Volunteering has long been a major part of Australian community and culture – but as barriers to volunteering grow it is necessary for the State Government to consider innovative ideas to attract and retain our considerable volunteer workforce.
The latest data from the Australian Bureau of Statistics shows that despite WA’s population growing from 2.5 million to 2.7 million since 2016, the number of volunteers has dropped dramatically – from 380,000 to 340,000.
For myself and the many WA residents who volunteer there is nothing more rewarding than giving back to your community. Volunteering also provides opportunities to help others, meet likeminded people, and learn new skills.
In regional WA, where Government and commercial services can be scarce, the adage that volunteers are the lifeblood of their communities still holds true.
The hard work of passionate volunteers helps provide support to those in need, deliver outstanding events for locals and visitors, organise fundraising initiatives, and so much more.
Our regional communities are also assisted by many emergency service volunteers, who provide fire and rescue operations, ambulance services, marine rescue, and others.
Many of these volunteers provide extra services to their communities, such as first aid training or road safety education.
But our expectations of emergency service volunteers and the life-saving services they provide has changed dramatically over the years.
When I began as an emergency service volunteer in the late 1990s, expectations and entry requirements were minimal. I often refer to it as the two arms, two legs and a heartbeat test.
Today, most brigades, groups and units (BGUs) require a national police clearance, working with children check, minimum training standards, regular ongoing training commitments, and adherence to a long list of policies, codes of conduct, and standard operating procedures.
Don’t get me wrong. These are all good things and well-intended, however, increasing administrative barriers do have an impact on attracting and retaining volunteers in the long run.
Add to this the impact of COVID-19, sharp cost-of-living increases, and haphazard support from the State Government around new Occupational Health and Safety legislation and vaccination mandates, and it’s no wonder emergency service volunteers have dropped from 31,000 a decade ago to roughly 26,000 today.
Since becoming the Shadow Minister for Emergency Services and Volunteering, I have attended several Volunteer Employer Recognition Award ceremonies, recognising the contribution of employers to support emergency volunteers.
From this I discovered the enormous number of businesses, big and small, who support their employees to respond to emergencies and participate in volunteering.
Following the devastating 2019-20 Black Summer bushfires on the east coast, the Federal Government also implemented measures to support Commonwealth public sector workers to volunteer – providing up to 20 days a year of paid leave for recognised emergency service volunteers.
Imagine if the State Government followed the lead of the private sector and the Federal Government by formalising paid emergency service leave for the State’s 214,000 public sector employees – almost a quarter of which are already living in our regions as teachers, police, child protection workers and in a variety of other roles.
This simple measure – which could easily be accommodated within the State Government’s $5.7 billion budget surplus – would help reduce the financial burden of volunteering and may encourage more public sector workers to take up the call and become volunteers.

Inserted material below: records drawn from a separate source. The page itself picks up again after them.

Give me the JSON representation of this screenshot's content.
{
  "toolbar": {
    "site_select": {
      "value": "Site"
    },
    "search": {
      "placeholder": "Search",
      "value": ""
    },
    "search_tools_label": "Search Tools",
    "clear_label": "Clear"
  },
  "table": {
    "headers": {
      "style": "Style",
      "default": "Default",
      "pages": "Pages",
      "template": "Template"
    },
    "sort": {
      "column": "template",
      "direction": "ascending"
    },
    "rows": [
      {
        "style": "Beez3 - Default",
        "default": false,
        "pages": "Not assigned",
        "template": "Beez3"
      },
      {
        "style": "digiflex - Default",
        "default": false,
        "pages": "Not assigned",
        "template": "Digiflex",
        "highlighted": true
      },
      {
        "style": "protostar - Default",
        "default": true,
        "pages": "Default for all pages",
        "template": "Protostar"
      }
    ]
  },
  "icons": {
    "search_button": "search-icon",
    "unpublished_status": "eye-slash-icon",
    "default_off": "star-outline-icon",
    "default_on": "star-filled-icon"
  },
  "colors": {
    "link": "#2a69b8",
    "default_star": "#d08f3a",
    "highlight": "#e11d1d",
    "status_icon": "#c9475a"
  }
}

While some may not support the notion of paying volunteers, this policy does not force payment upon anyone. Rather, it provides workers with the option to take leave from their public sector roles to attend emergencies – often at a physical and emotional cost for responders – while reducing the financial impact of lost income.
It would also send a signal to emergency service organisations of their value and importance.
Given WA’s vulnerability to cyclones, floods and dangerous fire events, and our reliance on volunteers to respond to these disasters, we must do all we can to support those who step up when we are in need.
Politicians and policy makers need to do more than the proliferation of selfies on social media that we see on a regular basis. Thanking volunteers for their service, as important as it is, will not be enough to reverse the trend of volunteering decline in Western Australia.
Boosting volunteering in WA should be a priority for all of us. Without volunteers our communities would not be the vibrant, safe places that they are. Ignoring the decline in volunteering will come at a significant financial cost to our State and a potentially tragic cost for regional communities.
We continue to ask our volunteers to train more, respond more, and do more in their communities. It’s time the State Government steps up and meets them part way.